Ruddy-Lamarca v. Dalton Gardens Irrigation Dist., 291 P.3d 437 (Idaho 2012) (holding that the less intrusive installation method defined a permissible width of the easement and the district court’s order directing the dominant estate owner to make every effort to preserve trees and drain field was consistent with the principle of reasonableness).
Dalton Gardens Irrigation District (“District”), a dominant estate owner of an express easement over Ruddy-Lamarca’s (“Lamarca”) land, unsuccessfully appealed a claim to determine the width of the easement. District’s easement provided it a “right-of-way for the construction, enlargement and maintenance of all canals, flumes and water tanks of the vendor, heretofore constructed or hereafter to be constructed, over and across said lands for the irrigation of other lands.” Historically, District owned a four-inch buried pipe on the easement across Lamarca’s five acre tract of land located in Kootenai County, Idaho. District sought to replace the existing pipe with a ten-inch pipe. District’s proposed method of replacing the existing pipe would require approximately thirty to forty feet of width, and may have killed two, forty to fifty-year-old, maple trees and caused Lamarca’s septic system to fail. The Supreme Court of Idaho (“Court”) affirmed the district court’s decision that the easement was sixteen feet in width and that District must make every effort to preserve the maple trees and septic drain field when replacing its pipe.
The Court first defined the relevant case law. Idaho defines an indefinite express easement by the “intent of the parties as demonstrated by the easement’s initial use.” It also describes an easement by prescription by the continuous and uninterrupted use during the prescriptive period. A secondary easement provides the right to enter and repair and “do those things necessary to the full enjoyment of the easement.” Use of a secondary easement must be reasonable, pursuant to Idaho case law.
First, District argued that the “initial use” aspect of its express easement should include the initial method of construction, which was forty feet wide. The Court disagreed because all previous cases on point defined “initial use” by the constructed size, not by the method of construction. In other words, District’s “initial use” was not the forty foot wide construction area, but rather the existing four-inch pipe.
Second, District argued that its secondary easement rights should allow the proposed installation of the ten-inch pipe. The Court noted that, historically, trees had not unreasonably interfered with District’s secondary easement. While District’s proposed method of installation required three pieces of heavy machinery and forty feet of width, Lamarca’s proposed alternative method only required one piece of heavy machinery and sixteen feet of width. As such, the Court concluded that a sixteen foot width was reasonable for District’s purposes.
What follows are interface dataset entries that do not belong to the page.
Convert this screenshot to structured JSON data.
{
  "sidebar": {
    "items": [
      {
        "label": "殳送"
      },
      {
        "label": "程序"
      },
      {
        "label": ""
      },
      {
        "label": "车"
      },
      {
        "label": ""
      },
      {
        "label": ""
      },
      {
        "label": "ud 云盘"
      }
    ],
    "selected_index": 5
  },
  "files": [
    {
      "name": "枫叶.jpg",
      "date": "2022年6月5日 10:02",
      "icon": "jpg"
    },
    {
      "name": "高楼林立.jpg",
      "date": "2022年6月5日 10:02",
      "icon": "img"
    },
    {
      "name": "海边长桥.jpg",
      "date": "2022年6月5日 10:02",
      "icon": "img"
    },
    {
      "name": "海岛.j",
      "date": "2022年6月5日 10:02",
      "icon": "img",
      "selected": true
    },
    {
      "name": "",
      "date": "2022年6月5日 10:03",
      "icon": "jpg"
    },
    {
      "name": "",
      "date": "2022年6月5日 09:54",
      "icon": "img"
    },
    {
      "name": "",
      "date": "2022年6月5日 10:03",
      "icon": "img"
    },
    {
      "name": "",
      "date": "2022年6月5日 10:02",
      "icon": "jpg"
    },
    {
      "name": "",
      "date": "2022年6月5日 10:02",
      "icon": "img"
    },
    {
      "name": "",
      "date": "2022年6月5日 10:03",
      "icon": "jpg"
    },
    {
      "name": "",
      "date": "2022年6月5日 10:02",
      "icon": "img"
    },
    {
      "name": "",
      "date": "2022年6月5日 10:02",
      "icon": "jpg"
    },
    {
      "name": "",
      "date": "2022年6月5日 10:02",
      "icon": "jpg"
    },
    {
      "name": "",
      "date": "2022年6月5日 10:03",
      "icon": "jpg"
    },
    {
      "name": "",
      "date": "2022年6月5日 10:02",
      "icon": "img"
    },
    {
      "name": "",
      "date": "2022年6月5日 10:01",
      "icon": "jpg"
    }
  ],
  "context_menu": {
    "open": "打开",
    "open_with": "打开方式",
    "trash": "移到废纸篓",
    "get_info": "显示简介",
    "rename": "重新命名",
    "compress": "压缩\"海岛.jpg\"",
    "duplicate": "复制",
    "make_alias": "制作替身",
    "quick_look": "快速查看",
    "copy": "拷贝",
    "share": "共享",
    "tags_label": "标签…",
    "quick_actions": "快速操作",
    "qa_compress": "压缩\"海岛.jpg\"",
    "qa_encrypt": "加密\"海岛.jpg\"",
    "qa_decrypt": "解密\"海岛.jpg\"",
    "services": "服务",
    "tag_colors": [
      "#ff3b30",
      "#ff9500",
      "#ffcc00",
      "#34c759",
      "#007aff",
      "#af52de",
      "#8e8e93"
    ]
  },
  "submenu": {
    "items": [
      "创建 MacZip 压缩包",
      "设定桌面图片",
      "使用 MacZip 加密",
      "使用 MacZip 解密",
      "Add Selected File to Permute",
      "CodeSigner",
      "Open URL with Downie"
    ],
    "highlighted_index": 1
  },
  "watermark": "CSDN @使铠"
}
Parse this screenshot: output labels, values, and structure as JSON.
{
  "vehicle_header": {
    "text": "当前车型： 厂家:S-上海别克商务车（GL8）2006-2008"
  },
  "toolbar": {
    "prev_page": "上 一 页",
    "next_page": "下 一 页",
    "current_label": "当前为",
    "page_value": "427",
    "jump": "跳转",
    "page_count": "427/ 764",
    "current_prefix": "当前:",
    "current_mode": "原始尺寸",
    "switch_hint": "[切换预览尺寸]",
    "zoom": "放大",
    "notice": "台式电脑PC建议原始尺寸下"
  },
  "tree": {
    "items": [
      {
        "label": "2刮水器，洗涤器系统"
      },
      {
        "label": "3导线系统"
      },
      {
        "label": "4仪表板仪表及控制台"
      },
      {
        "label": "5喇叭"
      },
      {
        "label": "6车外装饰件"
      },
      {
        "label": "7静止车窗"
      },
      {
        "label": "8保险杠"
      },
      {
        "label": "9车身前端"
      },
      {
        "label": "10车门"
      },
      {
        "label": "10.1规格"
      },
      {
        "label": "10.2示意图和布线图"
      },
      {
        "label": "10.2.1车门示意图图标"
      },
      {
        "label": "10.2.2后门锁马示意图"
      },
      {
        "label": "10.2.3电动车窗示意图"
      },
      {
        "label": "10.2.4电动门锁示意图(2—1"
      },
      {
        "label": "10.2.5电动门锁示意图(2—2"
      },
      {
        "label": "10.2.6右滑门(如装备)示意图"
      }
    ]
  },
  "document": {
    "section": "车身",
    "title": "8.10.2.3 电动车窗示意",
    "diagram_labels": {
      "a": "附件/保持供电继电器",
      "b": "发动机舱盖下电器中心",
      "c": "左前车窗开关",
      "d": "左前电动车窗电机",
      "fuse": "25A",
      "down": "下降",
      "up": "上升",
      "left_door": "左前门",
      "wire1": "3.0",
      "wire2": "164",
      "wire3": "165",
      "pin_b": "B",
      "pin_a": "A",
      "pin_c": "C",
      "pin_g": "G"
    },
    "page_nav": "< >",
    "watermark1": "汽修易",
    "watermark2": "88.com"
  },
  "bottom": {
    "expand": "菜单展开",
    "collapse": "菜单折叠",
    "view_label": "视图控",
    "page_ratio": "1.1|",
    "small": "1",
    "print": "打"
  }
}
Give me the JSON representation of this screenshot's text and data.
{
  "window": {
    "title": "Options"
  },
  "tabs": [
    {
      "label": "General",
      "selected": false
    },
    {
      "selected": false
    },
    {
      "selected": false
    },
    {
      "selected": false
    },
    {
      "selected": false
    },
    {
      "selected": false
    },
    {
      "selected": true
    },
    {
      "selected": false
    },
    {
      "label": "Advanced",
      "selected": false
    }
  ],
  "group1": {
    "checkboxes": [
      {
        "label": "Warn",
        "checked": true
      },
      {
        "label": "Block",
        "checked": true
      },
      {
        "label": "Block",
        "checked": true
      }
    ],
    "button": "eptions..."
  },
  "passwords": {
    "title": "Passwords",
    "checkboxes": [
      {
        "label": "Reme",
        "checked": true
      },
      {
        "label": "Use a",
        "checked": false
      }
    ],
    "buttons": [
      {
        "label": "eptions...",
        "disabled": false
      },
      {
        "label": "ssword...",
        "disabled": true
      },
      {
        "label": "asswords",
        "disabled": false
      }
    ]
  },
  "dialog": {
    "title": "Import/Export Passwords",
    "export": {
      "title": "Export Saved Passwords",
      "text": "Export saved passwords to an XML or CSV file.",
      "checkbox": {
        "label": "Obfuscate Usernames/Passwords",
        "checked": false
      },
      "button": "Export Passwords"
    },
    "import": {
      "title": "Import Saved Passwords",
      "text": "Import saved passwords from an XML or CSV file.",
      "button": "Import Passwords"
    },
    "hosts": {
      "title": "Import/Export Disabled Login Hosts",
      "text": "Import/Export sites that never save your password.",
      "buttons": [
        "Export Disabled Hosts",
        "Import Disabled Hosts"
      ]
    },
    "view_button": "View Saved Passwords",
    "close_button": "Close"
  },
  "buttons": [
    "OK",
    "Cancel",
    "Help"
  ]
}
The Court concluded that the requirement that District make every effort to preserve the maple trees and septic drain field was in line with burdening the servient estate “as little as possible.” Therefore, the Court affirmed the district court’s decision, concluding that the easement had a sixteen foot width and that District had to make every effort to preserve the maple trees and septic drain field.